== Segment start ==

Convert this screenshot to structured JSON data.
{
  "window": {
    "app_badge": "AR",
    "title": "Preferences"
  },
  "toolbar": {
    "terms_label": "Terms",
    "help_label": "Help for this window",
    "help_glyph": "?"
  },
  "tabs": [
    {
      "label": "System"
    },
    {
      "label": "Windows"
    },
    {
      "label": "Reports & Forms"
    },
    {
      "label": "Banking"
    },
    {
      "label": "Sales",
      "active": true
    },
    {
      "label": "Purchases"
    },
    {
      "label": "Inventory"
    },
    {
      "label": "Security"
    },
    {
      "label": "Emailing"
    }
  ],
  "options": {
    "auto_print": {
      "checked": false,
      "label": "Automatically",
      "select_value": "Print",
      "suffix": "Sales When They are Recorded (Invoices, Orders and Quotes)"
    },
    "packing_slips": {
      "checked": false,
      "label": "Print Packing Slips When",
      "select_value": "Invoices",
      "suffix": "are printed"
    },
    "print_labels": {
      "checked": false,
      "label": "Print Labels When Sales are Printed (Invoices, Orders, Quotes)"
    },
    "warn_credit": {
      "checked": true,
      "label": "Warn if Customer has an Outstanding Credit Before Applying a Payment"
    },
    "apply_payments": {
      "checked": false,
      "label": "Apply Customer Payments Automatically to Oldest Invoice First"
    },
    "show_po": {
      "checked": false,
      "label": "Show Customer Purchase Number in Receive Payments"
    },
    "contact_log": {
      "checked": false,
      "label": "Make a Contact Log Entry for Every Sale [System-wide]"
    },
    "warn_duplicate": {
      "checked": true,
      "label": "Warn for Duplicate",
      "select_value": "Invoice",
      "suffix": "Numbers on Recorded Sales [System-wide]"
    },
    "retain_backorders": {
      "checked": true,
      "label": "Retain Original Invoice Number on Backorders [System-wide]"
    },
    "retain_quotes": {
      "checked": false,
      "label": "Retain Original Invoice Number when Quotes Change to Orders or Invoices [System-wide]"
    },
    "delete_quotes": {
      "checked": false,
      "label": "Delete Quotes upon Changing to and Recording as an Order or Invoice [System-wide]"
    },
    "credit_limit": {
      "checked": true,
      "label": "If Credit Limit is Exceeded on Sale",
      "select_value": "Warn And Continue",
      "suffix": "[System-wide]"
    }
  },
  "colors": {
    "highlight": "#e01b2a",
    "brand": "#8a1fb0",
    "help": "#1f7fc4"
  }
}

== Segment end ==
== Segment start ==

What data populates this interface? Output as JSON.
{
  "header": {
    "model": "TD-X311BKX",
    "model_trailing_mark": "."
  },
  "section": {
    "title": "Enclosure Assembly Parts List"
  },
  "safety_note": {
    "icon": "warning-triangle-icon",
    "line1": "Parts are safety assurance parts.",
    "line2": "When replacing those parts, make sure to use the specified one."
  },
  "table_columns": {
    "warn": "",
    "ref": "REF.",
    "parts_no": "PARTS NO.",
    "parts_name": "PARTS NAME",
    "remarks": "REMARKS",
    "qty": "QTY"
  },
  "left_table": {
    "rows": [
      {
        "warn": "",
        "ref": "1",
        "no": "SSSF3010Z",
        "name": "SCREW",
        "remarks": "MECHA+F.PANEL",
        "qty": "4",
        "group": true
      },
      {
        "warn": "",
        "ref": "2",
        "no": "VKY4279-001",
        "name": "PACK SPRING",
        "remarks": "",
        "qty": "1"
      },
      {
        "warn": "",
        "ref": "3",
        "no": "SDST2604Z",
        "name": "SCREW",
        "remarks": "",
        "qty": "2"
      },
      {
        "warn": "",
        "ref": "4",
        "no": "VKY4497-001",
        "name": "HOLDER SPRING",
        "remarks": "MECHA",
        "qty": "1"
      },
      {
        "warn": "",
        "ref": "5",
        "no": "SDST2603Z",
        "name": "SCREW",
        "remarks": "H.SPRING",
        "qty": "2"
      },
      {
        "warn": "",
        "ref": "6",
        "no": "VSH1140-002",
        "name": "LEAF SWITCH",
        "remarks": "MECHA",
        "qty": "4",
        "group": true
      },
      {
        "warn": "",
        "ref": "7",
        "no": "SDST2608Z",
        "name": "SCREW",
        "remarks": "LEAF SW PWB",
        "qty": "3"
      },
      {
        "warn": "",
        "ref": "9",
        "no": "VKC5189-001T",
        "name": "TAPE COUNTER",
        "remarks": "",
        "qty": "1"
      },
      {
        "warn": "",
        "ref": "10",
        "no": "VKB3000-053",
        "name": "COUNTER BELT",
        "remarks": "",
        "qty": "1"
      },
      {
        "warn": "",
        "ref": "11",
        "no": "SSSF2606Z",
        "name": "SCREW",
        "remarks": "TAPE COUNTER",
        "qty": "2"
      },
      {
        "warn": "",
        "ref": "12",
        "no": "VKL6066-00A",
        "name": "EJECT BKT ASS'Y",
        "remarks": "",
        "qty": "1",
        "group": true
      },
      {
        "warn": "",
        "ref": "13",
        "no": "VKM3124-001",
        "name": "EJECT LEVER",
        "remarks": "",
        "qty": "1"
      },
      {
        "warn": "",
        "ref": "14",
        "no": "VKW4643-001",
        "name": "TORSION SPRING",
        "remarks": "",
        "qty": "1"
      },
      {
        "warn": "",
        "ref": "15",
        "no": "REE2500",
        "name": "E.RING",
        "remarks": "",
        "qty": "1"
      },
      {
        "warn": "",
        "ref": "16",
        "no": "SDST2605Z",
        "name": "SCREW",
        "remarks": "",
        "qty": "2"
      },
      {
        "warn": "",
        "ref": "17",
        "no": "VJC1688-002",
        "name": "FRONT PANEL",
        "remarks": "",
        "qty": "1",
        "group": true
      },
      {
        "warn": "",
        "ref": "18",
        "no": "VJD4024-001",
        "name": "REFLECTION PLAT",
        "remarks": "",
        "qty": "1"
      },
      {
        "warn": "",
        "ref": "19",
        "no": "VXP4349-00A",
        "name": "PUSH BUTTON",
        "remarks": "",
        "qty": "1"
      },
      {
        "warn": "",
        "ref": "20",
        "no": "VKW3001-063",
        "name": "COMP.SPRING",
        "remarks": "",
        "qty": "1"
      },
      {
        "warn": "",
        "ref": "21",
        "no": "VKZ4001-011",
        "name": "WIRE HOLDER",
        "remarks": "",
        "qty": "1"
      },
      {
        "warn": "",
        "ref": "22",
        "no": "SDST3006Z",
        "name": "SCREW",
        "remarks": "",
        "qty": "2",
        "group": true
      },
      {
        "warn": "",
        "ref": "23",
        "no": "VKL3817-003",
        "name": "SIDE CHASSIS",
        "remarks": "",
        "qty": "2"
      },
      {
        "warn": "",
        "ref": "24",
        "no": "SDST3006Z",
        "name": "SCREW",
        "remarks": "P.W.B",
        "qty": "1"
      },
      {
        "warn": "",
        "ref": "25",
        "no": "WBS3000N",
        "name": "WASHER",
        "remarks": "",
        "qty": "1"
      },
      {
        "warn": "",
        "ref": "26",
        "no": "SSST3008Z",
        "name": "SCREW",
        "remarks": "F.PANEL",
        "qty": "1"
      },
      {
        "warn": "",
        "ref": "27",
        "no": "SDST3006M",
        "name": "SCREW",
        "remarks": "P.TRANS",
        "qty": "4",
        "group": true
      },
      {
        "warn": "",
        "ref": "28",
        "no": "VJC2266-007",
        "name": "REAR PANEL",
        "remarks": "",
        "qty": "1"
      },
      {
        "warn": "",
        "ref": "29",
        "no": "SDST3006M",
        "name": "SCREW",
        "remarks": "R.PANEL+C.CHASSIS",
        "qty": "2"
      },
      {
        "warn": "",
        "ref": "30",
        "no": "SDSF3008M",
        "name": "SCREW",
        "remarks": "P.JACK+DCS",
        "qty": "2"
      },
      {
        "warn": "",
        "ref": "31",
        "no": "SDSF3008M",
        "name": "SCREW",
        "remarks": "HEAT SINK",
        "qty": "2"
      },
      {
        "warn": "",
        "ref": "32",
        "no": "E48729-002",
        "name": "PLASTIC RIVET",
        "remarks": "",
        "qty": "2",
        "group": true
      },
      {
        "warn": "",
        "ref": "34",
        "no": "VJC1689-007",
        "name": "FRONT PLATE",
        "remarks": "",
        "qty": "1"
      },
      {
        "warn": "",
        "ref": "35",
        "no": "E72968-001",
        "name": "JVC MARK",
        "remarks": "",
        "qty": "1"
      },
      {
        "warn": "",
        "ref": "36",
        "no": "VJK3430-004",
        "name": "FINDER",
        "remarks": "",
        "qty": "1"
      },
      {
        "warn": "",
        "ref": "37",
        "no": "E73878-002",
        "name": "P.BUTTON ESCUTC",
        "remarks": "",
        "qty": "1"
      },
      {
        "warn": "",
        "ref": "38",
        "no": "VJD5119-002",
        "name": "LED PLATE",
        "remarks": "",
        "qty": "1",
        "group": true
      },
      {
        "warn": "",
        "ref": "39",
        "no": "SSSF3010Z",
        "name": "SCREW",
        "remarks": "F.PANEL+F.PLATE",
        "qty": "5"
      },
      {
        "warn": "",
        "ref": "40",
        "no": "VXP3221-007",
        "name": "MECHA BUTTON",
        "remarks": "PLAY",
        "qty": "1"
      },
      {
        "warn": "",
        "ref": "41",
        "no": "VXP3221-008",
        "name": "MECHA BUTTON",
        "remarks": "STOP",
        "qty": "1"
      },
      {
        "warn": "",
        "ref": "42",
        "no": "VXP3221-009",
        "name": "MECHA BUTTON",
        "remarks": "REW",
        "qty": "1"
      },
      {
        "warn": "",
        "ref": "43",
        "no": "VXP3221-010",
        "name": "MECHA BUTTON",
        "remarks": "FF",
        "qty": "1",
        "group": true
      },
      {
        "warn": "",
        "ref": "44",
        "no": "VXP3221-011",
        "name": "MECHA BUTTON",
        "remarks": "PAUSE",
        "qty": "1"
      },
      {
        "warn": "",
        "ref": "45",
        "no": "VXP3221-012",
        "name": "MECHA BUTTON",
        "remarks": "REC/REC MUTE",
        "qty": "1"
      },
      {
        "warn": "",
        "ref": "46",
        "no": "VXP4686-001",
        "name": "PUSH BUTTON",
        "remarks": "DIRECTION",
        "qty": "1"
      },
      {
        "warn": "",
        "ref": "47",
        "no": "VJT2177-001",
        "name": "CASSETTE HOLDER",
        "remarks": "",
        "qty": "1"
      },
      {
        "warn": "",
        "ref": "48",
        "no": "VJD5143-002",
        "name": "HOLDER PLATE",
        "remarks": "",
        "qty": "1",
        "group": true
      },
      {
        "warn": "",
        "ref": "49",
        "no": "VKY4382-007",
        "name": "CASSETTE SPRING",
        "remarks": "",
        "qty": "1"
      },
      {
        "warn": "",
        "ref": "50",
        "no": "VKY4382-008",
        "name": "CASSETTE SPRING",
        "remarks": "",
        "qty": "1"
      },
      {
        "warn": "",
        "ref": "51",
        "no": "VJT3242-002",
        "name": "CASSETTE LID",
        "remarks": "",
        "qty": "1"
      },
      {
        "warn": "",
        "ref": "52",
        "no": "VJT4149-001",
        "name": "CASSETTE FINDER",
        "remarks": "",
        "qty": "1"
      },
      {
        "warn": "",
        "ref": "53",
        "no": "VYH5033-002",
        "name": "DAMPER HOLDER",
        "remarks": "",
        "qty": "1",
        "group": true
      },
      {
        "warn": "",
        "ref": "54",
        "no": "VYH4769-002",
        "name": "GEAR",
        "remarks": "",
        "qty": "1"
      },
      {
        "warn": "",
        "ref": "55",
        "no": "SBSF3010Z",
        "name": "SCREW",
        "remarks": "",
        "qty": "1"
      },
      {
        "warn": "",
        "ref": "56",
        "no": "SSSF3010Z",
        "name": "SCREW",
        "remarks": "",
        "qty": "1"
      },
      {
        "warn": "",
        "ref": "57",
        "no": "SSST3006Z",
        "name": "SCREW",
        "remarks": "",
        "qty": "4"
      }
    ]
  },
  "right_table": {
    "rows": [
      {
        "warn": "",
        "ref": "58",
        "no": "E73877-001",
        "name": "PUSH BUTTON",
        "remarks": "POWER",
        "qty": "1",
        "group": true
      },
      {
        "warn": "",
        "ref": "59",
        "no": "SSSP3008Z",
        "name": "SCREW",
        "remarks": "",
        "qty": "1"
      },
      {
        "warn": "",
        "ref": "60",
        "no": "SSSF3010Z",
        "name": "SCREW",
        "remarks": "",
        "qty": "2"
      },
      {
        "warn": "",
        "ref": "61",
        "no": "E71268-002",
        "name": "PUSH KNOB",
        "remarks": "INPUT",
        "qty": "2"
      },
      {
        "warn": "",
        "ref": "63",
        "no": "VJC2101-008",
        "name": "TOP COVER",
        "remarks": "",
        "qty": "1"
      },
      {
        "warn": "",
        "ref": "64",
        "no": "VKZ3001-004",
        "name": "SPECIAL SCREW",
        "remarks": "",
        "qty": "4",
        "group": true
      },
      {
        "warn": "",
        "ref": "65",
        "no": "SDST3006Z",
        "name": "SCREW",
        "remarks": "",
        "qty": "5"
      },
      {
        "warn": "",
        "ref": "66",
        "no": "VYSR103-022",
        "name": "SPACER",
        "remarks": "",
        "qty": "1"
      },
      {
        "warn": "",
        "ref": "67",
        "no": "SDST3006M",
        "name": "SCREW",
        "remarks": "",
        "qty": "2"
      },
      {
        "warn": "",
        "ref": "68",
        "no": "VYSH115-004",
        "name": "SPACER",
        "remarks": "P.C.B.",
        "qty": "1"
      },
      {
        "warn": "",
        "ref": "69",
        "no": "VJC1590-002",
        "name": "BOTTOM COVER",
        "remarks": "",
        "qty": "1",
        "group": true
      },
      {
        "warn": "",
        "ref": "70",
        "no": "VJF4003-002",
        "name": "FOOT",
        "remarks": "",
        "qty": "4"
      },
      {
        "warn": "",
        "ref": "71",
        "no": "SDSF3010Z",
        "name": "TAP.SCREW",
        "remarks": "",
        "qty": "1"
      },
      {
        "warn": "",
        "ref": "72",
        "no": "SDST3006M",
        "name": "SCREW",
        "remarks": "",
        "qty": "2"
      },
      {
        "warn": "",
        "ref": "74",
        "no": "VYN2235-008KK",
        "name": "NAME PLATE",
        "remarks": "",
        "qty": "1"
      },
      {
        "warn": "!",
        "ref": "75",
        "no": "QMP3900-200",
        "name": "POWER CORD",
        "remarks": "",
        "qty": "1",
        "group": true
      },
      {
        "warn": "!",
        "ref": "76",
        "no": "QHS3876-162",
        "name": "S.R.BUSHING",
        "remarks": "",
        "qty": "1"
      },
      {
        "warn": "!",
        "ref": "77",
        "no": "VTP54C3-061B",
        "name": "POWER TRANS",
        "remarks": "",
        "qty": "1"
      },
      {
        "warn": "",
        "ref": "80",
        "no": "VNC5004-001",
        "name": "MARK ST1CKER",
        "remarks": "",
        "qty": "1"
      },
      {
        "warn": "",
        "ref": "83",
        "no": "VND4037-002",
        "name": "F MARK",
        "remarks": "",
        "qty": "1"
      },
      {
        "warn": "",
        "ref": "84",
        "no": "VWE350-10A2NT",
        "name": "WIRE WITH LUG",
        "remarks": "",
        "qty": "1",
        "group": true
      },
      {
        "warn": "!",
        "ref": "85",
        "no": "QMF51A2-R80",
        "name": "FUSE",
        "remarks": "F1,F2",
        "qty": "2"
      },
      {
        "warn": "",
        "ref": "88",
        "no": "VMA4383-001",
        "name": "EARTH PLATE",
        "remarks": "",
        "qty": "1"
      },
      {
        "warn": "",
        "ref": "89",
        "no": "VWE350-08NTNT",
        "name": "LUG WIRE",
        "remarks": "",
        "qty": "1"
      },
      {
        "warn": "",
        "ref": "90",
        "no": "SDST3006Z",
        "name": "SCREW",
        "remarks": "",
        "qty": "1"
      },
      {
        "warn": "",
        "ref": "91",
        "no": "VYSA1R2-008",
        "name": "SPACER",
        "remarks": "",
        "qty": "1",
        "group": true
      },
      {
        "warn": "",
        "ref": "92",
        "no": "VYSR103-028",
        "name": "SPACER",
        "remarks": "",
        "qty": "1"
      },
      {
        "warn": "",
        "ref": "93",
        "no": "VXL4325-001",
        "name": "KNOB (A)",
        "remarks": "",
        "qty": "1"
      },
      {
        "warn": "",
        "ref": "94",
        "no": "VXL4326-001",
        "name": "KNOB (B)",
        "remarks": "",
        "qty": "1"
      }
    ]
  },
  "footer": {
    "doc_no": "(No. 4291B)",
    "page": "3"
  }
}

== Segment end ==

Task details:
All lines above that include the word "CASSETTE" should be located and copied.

Solution for this exercise:
        "name": "CASSETTE HOLDER",
        "name": "CASSETTE SPRING",
        "name": "CASSETTE SPRING",
        "name": "CASSETTE LID",
        "name": "CASSETTE FINDER",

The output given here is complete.